In fact, the issues facing Providence now are reminders of something else: the fecklessness of years of work and billions of dollars spent toward education reform that have repeatedly failed to address critical factors affecting how children learn, how they feel at school, and how teachers implement the curriculum. “We have to do big here,” says Raimondo, “We have to do better by our kids.” Raimondo is right, but a state takeover to address the problems that the state itself has created seems like yet another step in the wrong direction.
The majority of the problems in PPSD as they are documented in the Hopkins report mirror the difficulties faced by other urban public school systems struggling to meet the needs of students in low-income areas and marginalized groups for whom English is a second language. Years of funding and efforts to raise standardized test scores have undeniably failed to improve schools in many of these similar districts. As the Hopkins report points out, the PPSD “is overburdened with multiple, overlapping sources of governance and bureaucracy with no clear domains of authority and very little scope for transformative change.”
Indeed, six governing bodies in the Rhode Island State Department––including the City Council and a high-handed mayor’s office––insist on putting a hand in the pockets of education policy and budgeting. How well these insistent governing bodies understand the PPSD and what needs to change is very ambiguous and very much in question, and they have consistently failed to implement systemic change or listen to community members who experience Providence’s public schools everyday.
Lawrence, a school district in Massachusetts, is a widely recognized success in a national campaign marked by failure. When the state took over the district in the fall of 2011, Lawrence looked very similar to Providence. It was Jeffrey Riley, a seasoned urban leader who headed a turnaround effort in Boston, who set the tone for Lawrence’s success. When he was appointed as the state receiver for the district, Riley spent his first five months on a listening tour before launching his plan for change during the 2012-2013 school year. the takeover, Riley tread lightly on teacher’s contracts, he brought community groups to the table, and he refused to play a heavy hand despite the latitude to do so.
Riley himself admits that the process was by no means easy. “The receivership didn’t come with a pot of gold,” he said.

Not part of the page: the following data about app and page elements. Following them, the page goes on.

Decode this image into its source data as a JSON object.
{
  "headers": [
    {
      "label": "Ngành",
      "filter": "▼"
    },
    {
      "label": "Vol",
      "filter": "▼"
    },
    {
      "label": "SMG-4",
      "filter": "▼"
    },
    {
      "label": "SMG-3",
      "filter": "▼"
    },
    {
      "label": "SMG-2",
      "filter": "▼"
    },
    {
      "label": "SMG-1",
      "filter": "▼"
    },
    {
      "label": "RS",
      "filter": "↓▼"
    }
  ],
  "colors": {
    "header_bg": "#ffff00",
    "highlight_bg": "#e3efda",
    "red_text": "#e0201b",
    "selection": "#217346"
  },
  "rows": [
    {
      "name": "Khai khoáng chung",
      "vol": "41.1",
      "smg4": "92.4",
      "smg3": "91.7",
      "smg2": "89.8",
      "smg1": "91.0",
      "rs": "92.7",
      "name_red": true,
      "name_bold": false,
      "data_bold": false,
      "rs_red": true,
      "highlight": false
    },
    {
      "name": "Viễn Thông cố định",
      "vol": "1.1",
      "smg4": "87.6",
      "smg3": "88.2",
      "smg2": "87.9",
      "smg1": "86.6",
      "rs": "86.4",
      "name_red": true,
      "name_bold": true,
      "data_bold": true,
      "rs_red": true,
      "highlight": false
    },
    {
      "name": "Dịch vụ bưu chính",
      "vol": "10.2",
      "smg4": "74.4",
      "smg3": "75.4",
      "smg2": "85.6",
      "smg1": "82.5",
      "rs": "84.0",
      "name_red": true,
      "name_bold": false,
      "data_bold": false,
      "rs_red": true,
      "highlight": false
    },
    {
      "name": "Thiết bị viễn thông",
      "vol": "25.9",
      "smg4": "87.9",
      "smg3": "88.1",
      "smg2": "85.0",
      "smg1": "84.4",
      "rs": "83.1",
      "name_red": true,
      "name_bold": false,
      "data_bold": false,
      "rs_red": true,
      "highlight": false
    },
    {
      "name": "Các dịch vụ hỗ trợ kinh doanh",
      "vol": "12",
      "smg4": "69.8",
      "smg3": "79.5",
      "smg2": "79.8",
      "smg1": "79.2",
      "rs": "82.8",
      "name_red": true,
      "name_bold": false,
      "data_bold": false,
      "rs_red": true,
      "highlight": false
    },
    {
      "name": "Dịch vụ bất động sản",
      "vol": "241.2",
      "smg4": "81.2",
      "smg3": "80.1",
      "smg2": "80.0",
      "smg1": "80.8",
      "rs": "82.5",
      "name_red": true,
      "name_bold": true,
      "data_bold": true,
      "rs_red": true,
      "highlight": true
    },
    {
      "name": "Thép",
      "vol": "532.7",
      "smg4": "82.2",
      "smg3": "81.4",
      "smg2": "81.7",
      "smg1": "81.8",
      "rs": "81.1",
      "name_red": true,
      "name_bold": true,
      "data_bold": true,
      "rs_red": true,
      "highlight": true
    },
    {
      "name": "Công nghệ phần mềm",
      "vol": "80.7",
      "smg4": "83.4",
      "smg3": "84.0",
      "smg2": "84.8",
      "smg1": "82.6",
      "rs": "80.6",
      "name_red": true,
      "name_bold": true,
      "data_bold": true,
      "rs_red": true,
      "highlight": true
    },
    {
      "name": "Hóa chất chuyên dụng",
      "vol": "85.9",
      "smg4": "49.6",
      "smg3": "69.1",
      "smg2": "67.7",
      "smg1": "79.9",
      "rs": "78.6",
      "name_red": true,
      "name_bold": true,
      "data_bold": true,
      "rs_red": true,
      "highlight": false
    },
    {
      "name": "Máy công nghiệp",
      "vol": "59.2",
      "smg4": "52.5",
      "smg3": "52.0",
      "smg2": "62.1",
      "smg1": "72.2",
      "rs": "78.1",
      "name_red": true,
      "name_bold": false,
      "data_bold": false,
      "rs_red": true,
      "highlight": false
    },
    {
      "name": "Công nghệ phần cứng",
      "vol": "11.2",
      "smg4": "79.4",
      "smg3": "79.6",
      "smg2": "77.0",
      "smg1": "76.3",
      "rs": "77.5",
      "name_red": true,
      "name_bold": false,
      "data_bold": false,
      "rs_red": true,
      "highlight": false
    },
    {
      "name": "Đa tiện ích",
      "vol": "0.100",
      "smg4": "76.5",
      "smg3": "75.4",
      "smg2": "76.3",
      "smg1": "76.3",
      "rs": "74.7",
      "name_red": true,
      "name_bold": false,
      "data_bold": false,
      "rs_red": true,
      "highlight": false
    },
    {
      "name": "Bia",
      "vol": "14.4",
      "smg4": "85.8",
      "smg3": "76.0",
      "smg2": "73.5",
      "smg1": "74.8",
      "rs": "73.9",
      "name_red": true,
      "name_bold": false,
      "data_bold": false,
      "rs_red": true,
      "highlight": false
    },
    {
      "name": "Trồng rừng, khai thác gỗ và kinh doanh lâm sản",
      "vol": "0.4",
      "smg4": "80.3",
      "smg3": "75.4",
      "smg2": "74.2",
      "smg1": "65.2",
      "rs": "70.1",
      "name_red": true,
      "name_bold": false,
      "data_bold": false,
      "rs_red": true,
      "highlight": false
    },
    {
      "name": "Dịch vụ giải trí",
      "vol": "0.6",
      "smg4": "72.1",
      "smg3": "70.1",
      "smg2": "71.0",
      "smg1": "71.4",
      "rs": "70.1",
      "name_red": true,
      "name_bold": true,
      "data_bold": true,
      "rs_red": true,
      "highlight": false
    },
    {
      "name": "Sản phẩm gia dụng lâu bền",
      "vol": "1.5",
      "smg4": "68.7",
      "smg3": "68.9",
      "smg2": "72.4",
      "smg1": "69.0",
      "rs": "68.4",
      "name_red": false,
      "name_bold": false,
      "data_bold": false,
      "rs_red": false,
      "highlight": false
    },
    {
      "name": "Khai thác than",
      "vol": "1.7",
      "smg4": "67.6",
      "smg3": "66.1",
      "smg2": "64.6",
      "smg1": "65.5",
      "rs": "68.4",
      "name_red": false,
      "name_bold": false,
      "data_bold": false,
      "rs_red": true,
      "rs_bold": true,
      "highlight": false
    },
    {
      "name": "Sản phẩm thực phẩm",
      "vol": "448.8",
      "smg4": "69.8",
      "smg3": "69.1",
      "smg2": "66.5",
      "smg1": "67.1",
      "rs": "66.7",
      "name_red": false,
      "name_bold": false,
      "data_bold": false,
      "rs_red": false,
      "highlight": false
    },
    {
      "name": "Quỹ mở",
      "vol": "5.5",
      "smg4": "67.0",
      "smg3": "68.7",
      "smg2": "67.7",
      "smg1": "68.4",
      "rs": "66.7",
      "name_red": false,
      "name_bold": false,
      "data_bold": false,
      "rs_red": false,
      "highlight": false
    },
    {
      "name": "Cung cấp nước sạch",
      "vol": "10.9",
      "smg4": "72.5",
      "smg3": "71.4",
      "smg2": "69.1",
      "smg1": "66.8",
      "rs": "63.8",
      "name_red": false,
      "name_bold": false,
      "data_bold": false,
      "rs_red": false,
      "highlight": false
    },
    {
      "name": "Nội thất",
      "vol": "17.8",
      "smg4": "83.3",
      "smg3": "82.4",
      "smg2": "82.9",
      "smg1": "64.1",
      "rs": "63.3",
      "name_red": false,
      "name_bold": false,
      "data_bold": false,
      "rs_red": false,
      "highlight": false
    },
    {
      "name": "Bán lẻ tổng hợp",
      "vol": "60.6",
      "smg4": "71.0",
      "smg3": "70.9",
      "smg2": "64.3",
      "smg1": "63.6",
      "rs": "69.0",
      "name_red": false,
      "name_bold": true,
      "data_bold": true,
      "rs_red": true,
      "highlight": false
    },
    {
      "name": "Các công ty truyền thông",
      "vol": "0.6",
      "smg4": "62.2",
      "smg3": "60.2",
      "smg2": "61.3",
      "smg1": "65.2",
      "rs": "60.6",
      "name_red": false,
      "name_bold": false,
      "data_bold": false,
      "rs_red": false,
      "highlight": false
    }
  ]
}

Funding for central offices had to be cut by more than a third to give individual schools the funding needed to hire and incentivize teachers, reform the curriculums, and buttress student support systems. Infante-Green will face similar fiscal problems, but Riley’s success should be seen as an example to follow. Riley stepped on a lot of toes, but the payoff, as documented by Harvard researchers, benefited those who needed the turnaround most: students, parents, and teachers.
Infante-Green has only been in Rhode Island for five months. ith Infante-Green overseeing the PPSD as of November 1st, it is crucial that her next step is community-based research. Whether Infante-Green will make good on her promises of transparency and engagement is yet to be determined. However, once she releases her official “robust plan for everyone,” it should be new, community-oriented, and open to public discourse. Without the insight of those parents, students, and teachers who are affected by Providence schools everyday, Rhode Island’s takeover will be doomed to fail like many of those that came before it.
Photo: Image via dhendrix73 (Flickr)